* _Source data_
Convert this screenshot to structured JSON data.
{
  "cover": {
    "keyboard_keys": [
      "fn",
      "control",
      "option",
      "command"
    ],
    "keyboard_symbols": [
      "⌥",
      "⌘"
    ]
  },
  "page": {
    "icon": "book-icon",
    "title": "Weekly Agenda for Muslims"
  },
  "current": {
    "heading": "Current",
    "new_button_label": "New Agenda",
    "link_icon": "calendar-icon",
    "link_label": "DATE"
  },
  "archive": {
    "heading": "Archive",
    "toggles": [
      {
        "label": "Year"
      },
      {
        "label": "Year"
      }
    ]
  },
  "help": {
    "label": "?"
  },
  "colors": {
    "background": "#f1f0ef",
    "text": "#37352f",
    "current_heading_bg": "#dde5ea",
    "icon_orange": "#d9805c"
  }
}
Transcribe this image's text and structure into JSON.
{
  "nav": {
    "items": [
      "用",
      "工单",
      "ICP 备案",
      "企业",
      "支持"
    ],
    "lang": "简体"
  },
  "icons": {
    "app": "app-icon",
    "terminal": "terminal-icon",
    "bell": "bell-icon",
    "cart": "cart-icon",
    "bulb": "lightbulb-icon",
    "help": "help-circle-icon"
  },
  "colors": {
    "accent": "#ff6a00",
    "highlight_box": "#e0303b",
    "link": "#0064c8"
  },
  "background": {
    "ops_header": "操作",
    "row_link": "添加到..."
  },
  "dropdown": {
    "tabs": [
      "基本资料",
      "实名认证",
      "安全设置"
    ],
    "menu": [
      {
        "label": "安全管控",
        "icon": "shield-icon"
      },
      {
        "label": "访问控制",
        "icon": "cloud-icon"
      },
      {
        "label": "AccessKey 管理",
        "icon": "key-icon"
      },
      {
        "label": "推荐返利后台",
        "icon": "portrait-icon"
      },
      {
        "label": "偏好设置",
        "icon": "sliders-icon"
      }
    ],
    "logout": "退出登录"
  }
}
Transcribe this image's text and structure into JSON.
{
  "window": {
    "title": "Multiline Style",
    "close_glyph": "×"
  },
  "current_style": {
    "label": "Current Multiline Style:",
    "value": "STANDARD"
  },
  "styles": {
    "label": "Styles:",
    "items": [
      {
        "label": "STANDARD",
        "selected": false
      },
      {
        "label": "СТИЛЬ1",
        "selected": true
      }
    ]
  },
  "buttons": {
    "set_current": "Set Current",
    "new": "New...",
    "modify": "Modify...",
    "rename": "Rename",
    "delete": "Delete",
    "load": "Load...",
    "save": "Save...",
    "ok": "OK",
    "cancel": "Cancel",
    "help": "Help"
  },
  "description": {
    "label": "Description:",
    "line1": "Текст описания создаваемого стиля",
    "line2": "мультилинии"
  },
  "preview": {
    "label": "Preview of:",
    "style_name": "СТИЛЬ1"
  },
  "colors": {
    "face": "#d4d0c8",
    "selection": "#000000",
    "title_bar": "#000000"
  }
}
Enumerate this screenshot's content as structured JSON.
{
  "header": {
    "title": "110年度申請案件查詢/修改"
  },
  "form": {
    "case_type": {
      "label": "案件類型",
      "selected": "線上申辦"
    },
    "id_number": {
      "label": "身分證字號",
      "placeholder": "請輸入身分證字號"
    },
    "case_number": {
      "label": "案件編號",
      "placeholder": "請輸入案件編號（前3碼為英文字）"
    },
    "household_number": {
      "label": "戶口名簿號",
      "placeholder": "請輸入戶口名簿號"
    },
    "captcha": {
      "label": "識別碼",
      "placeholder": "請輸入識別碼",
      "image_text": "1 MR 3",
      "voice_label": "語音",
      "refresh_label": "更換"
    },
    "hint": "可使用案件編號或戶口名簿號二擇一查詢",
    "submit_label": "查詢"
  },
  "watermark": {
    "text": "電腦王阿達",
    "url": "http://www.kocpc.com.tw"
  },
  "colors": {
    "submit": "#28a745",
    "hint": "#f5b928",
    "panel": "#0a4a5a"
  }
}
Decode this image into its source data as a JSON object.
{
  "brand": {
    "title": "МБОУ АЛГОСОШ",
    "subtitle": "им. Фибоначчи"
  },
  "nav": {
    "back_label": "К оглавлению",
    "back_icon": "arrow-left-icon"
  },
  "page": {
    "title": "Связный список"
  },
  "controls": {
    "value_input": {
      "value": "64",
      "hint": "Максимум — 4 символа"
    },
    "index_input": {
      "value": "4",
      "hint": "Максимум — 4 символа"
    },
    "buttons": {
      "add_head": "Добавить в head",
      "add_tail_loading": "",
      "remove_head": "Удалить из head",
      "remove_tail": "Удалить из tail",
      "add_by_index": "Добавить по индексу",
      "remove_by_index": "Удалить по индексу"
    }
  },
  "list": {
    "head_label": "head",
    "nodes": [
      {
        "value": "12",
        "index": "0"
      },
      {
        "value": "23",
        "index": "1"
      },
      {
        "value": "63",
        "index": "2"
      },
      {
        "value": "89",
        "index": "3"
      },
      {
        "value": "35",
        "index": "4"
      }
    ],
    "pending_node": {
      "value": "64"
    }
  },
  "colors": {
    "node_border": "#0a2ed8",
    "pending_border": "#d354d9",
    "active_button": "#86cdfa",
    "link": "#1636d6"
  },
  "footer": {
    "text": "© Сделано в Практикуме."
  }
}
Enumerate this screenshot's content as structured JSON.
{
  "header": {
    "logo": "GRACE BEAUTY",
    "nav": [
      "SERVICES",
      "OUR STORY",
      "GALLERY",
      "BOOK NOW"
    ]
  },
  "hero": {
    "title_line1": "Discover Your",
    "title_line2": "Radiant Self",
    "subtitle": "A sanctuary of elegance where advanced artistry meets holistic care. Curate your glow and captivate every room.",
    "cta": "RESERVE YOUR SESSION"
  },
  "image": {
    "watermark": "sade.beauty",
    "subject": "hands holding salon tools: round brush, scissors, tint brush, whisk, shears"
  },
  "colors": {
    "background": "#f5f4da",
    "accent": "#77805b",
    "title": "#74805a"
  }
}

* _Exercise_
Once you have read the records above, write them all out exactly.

* _Response to the task_
Convert this screenshot to structured JSON data.
{
  "cover": {
    "keyboard_keys": [
      "fn",
      "control",
      "option",
      "command"
    ],
    "keyboard_symbols": [
      "⌥",
      "⌘"
    ]
  },
  "page": {
    "icon": "book-icon",
    "title": "Weekly Agenda for Muslims"
  },
  "current": {
    "heading": "Current",
    "new_button_label": "New Agenda",
    "link_icon": "calendar-icon",
    "link_label": "DATE"
  },
  "archive": {
    "heading": "Archive",
    "toggles": [
      {
        "label": "Year"
      },
      {
        "label": "Year"
      }
    ]
  },
  "help": {
    "label": "?"
  },
  "colors": {
    "background": "#f1f0ef",
    "text": "#37352f",
    "current_heading_bg": "#dde5ea",
    "icon_orange": "#d9805c"
  }
}
Transcribe this image's text and structure into JSON.
{
  "nav": {
    "items": [
      "用",
      "工单",
      "ICP 备案",
      "企业",
      "支持"
    ],
    "lang": "简体"
  },
  "icons": {
    "app": "app-icon",
    "terminal": "terminal-icon",
    "bell": "bell-icon",
    "cart": "cart-icon",
    "bulb": "lightbulb-icon",
    "help": "help-circle-icon"
  },
  "colors": {
    "accent": "#ff6a00",
    "highlight_box": "#e0303b",
    "link": "#0064c8"
  },
  "background": {
    "ops_header": "操作",
    "row_link": "添加到..."
  },
  "dropdown": {
    "tabs": [
      "基本资料",
      "实名认证",
      "安全设置"
    ],
    "menu": [
      {
        "label": "安全管控",
        "icon": "shield-icon"
      },
      {
        "label": "访问控制",
        "icon": "cloud-icon"
      },
      {
        "label": "AccessKey 管理",
        "icon": "key-icon"
      },
      {
        "label": "推荐返利后台",
        "icon": "portrait-icon"
      },
      {
        "label": "偏好设置",
        "icon": "sliders-icon"
      }
    ],
    "logout": "退出登录"
  }
}
Transcribe this image's text and structure into JSON.
{
  "window": {
    "title": "Multiline Style",
    "close_glyph": "×"
  },
  "current_style": {
    "label": "Current Multiline Style:",
    "value": "STANDARD"
  },
  "styles": {
    "label": "Styles:",
    "items": [
      {
        "label": "STANDARD",
        "selected": false
      },
      {
        "label": "СТИЛЬ1",
        "selected": true
      }
    ]
  },
  "buttons": {
    "set_current": "Set Current",
    "new": "New...",
    "modify": "Modify...",
    "rename": "Rename",
    "delete": "Delete",
    "load": "Load...",
    "save": "Save...",
    "ok": "OK",
    "cancel": "Cancel",
    "help": "Help"
  },
  "description": {
    "label": "Description:",
    "line1": "Текст описания создаваемого стиля",
    "line2": "мультилинии"
  },
  "preview": {
    "label": "Preview of:",
    "style_name": "СТИЛЬ1"
  },
  "colors": {
    "face": "#d4d0c8",
    "selection": "#000000",
    "title_bar": "#000000"
  }
}
Enumerate this screenshot's content as structured JSON.
{
  "header": {
    "title": "110年度申請案件查詢/修改"
  },
  "form": {
    "case_type": {
      "label": "案件類型",
      "selected": "線上申辦"
    },
    "id_number": {
      "label": "身分證字號",
      "placeholder": "請輸入身分證字號"
    },
    "case_number": {
      "label": "案件編號",
      "placeholder": "請輸入案件編號（前3碼為英文字）"
    },
    "household_number": {
      "label": "戶口名簿號",
      "placeholder": "請輸入戶口名簿號"
    },
    "captcha": {
      "label": "識別碼",
      "placeholder": "請輸入識別碼",
      "image_text": "1 MR 3",
      "voice_label": "語音",
      "refresh_label": "更換"
    },
    "hint": "可使用案件編號或戶口名簿號二擇一查詢",
    "submit_label": "查詢"
  },
  "watermark": {
    "text": "電腦王阿達",
    "url": "http://www.kocpc.com.tw"
  },
  "colors": {
    "submit": "#28a745",
    "hint": "#f5b928",
    "panel": "#0a4a5a"
  }
}
Decode this image into its source data as a JSON object.
{
  "brand": {
    "title": "МБОУ АЛГОСОШ",
    "subtitle": "им. Фибоначчи"
  },
  "nav": {
    "back_label": "К оглавлению",
    "back_icon": "arrow-left-icon"
  },
  "page": {
    "title": "Связный список"
  },
  "controls": {
    "value_input": {
      "value": "64",
      "hint": "Максимум — 4 символа"
    },
    "index_input": {
      "value": "4",
      "hint": "Максимум — 4 символа"
    },
    "buttons": {
      "add_head": "Добавить в head",
      "add_tail_loading": "",
      "remove_head": "Удалить из head",
      "remove_tail": "Удалить из tail",
      "add_by_index": "Добавить по индексу",
      "remove_by_index": "Удалить по индексу"
    }
  },
  "list": {
    "head_label": "head",
    "nodes": [
      {
        "value": "12",
        "index": "0"
      },
      {
        "value": "23",
        "index": "1"
      },
      {
        "value": "63",
        "index": "2"
      },
      {
        "value": "89",
        "index": "3"
      },
      {
        "value": "35",
        "index": "4"
      }
    ],
    "pending_node": {
      "value": "64"
    }
  },
  "colors": {
    "node_border": "#0a2ed8",
    "pending_border": "#d354d9",
    "active_button": "#86cdfa",
    "link": "#1636d6"
  },
  "footer": {
    "text": "© Сделано в Практикуме."
  }
}
Enumerate this screenshot's content as structured JSON.
{
  "header": {
    "logo": "GRACE BEAUTY",
    "nav": [
      "SERVICES",
      "OUR STORY",
      "GALLERY",
      "BOOK NOW"
    ]
  },
  "hero": {
    "title_line1": "Discover Your",
    "title_line2": "Radiant Self",
    "subtitle": "A sanctuary of elegance where advanced artistry meets holistic care. Curate your glow and captivate every room.",
    "cta": "RESERVE YOUR SESSION"
  },
  "image": {
    "watermark": "sade.beauty",
    "subject": "hands holding salon tools: round brush, scissors, tint brush, whisk, shears"
  },
  "colors": {
    "background": "#f5f4da",
    "accent": "#77805b",
    "title": "#74805a"
  }
}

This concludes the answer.